Task statement:
The records below need to be repeated exactly, though not their pictures.

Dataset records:
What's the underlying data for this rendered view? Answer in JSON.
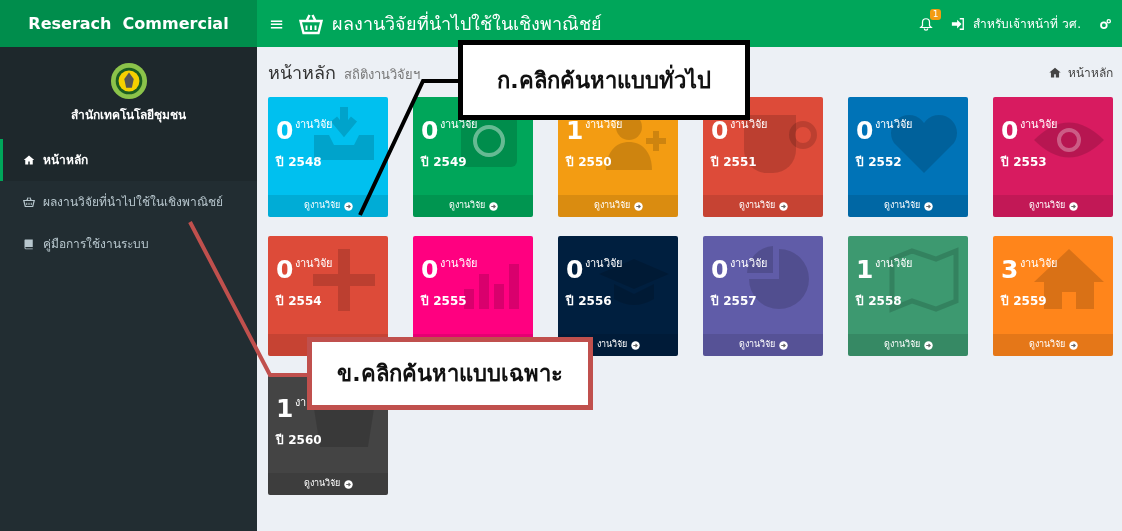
{
  "sidebar": {
    "brand": "Reserach  Commercial",
    "org_name": "สำนักเทคโนโลยีชุมชน",
    "items": [
      {
        "label": "หน้าหลัก",
        "selected": true
      },
      {
        "label": "ผลงานวิจัยที่นำไปใช้ในเชิงพาณิชย์",
        "selected": false
      },
      {
        "label": "คู่มือการใช้งานระบบ",
        "selected": false
      }
    ]
  },
  "header": {
    "menu_toggle": "≡",
    "title": "ผลงานวิจัยที่นำไปใช้ในเชิงพาณิชย์",
    "notification_count": "1",
    "login": "สำหรับเจ้าหน้าที่ วศ."
  },
  "page": {
    "title": "หน้าหลัก",
    "subtitle": "สถิติงานวิจัยฯ",
    "breadcrumb": "หน้าหลัก"
  },
  "tiles": [
    {
      "count": "0",
      "label": "งานวิจัย",
      "year": "ปี 2548",
      "link": "ดูงานวิจัย",
      "color": "#00c0ef"
    },
    {
      "count": "0",
      "label": "งานวิจัย",
      "year": "ปี 2549",
      "link": "ดูงานวิจัย",
      "color": "#00a65a"
    },
    {
      "count": "1",
      "label": "งานวิจัย",
      "year": "ปี 2550",
      "link": "ดูงานวิจัย",
      "color": "#f39c12"
    },
    {
      "count": "0",
      "label": "งานวิจัย",
      "year": "ปี 2551",
      "link": "ดูงานวิจัย",
      "color": "#dd4b39"
    },
    {
      "count": "0",
      "label": "งานวิจัย",
      "year": "ปี 2552",
      "link": "ดูงานวิจัย",
      "color": "#0073b7"
    },
    {
      "count": "0",
      "label": "งานวิจัย",
      "year": "ปี 2553",
      "link": "ดูงานวิจัย",
      "color": "#d81b60"
    },
    {
      "count": "0",
      "label": "งานวิจัย",
      "year": "ปี 2554",
      "color": "#dd4b39"
    },
    {
      "count": "0",
      "label": "งานวิจัย",
      "year": "ปี 2555",
      "color": "#ff0080"
    },
    {
      "count": "0",
      "label": "งานวิจัย",
      "year": "ปี 2556",
      "link": "งานวิจัย",
      "color": "#001f3f"
    },
    {
      "count": "0",
      "label": "งานวิจัย",
      "year": "ปี 2557",
      "link": "ดูงานวิจัย",
      "color": "#605ca8"
    },
    {
      "count": "1",
      "label": "งานวิจัย",
      "year": "ปี 2558",
      "link": "ดูงานวิจัย",
      "color": "#3d9970"
    },
    {
      "count": "3",
      "label": "งานวิจัย",
      "year": "ปี 2559",
      "link": "ดูงานวิจัย",
      "color": "#ff851b"
    },
    {
      "count": "1",
      "label": "งา",
      "year": "ปี 2560",
      "link": "ดูงานวิจัย",
      "color": "#444444"
    }
  ],
  "callouts": [
    {
      "text": "ก.คลิกค้นหาแบบทั่วไป",
      "color": "#000000"
    },
    {
      "text": "ข.คลิกค้นหาแบบเฉพาะ",
      "color": "#c0504d"
    }
  ]
}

Output:
What's the underlying data for this rendered view? Answer in JSON.
{
  "sidebar": {
    "brand": "Reserach  Commercial",
    "org_name": "สำนักเทคโนโลยีชุมชน",
    "items": [
      {
        "label": "หน้าหลัก",
        "selected": true
      },
      {
        "label": "ผลงานวิจัยที่นำไปใช้ในเชิงพาณิชย์",
        "selected": false
      },
      {
        "label": "คู่มือการใช้งานระบบ",
        "selected": false
      }
    ]
  },
  "header": {
    "menu_toggle": "≡",
    "title": "ผลงานวิจัยที่นำไปใช้ในเชิงพาณิชย์",
    "notification_count": "1",
    "login": "สำหรับเจ้าหน้าที่ วศ."
  },
  "page": {
    "title": "หน้าหลัก",
    "subtitle": "สถิติงานวิจัยฯ",
    "breadcrumb": "หน้าหลัก"
  },
  "tiles": [
    {
      "count": "0",
      "label": "งานวิจัย",
      "year": "ปี 2548",
      "link": "ดูงานวิจัย",
      "color": "#00c0ef"
    },
    {
      "count": "0",
      "label": "งานวิจัย",
      "year": "ปี 2549",
      "link": "ดูงานวิจัย",
      "color": "#00a65a"
    },
    {
      "count": "1",
      "label": "งานวิจัย",
      "year": "ปี 2550",
      "link": "ดูงานวิจัย",
      "color": "#f39c12"
    },
    {
      "count": "0",
      "label": "งานวิจัย",
      "year": "ปี 2551",
      "link": "ดูงานวิจัย",
      "color": "#dd4b39"
    },
    {
      "count": "0",
      "label": "งานวิจัย",
      "year": "ปี 2552",
      "link": "ดูงานวิจัย",
      "color": "#0073b7"
    },
    {
      "count": "0",
      "label": "งานวิจัย",
      "year": "ปี 2553",
      "link": "ดูงานวิจัย",
      "color": "#d81b60"
    },
    {
      "count": "0",
      "label": "งานวิจัย",
      "year": "ปี 2554",
      "color": "#dd4b39"
    },
    {
      "count": "0",
      "label": "งานวิจัย",
      "year": "ปี 2555",
      "color": "#ff0080"
    },
    {
      "count": "0",
      "label": "งานวิจัย",
      "year": "ปี 2556",
      "link": "งานวิจัย",
      "color": "#001f3f"
    },
    {
      "count": "0",
      "label": "งานวิจัย",
      "year": "ปี 2557",
      "link": "ดูงานวิจัย",
      "color": "#605ca8"
    },
    {
      "count": "1",
      "label": "งานวิจัย",
      "year": "ปี 2558",
      "link": "ดูงานวิจัย",
      "color": "#3d9970"
    },
    {
      "count": "3",
      "label": "งานวิจัย",
      "year": "ปี 2559",
      "link": "ดูงานวิจัย",
      "color": "#ff851b"
    },
    {
      "count": "1",
      "label": "งา",
      "year": "ปี 2560",
      "link": "ดูงานวิจัย",
      "color": "#444444"
    }
  ],
  "callouts": [
    {
      "text": "ก.คลิกค้นหาแบบทั่วไป",
      "color": "#000000"
    },
    {
      "text": "ข.คลิกค้นหาแบบเฉพาะ",
      "color": "#c0504d"
    }
  ]
}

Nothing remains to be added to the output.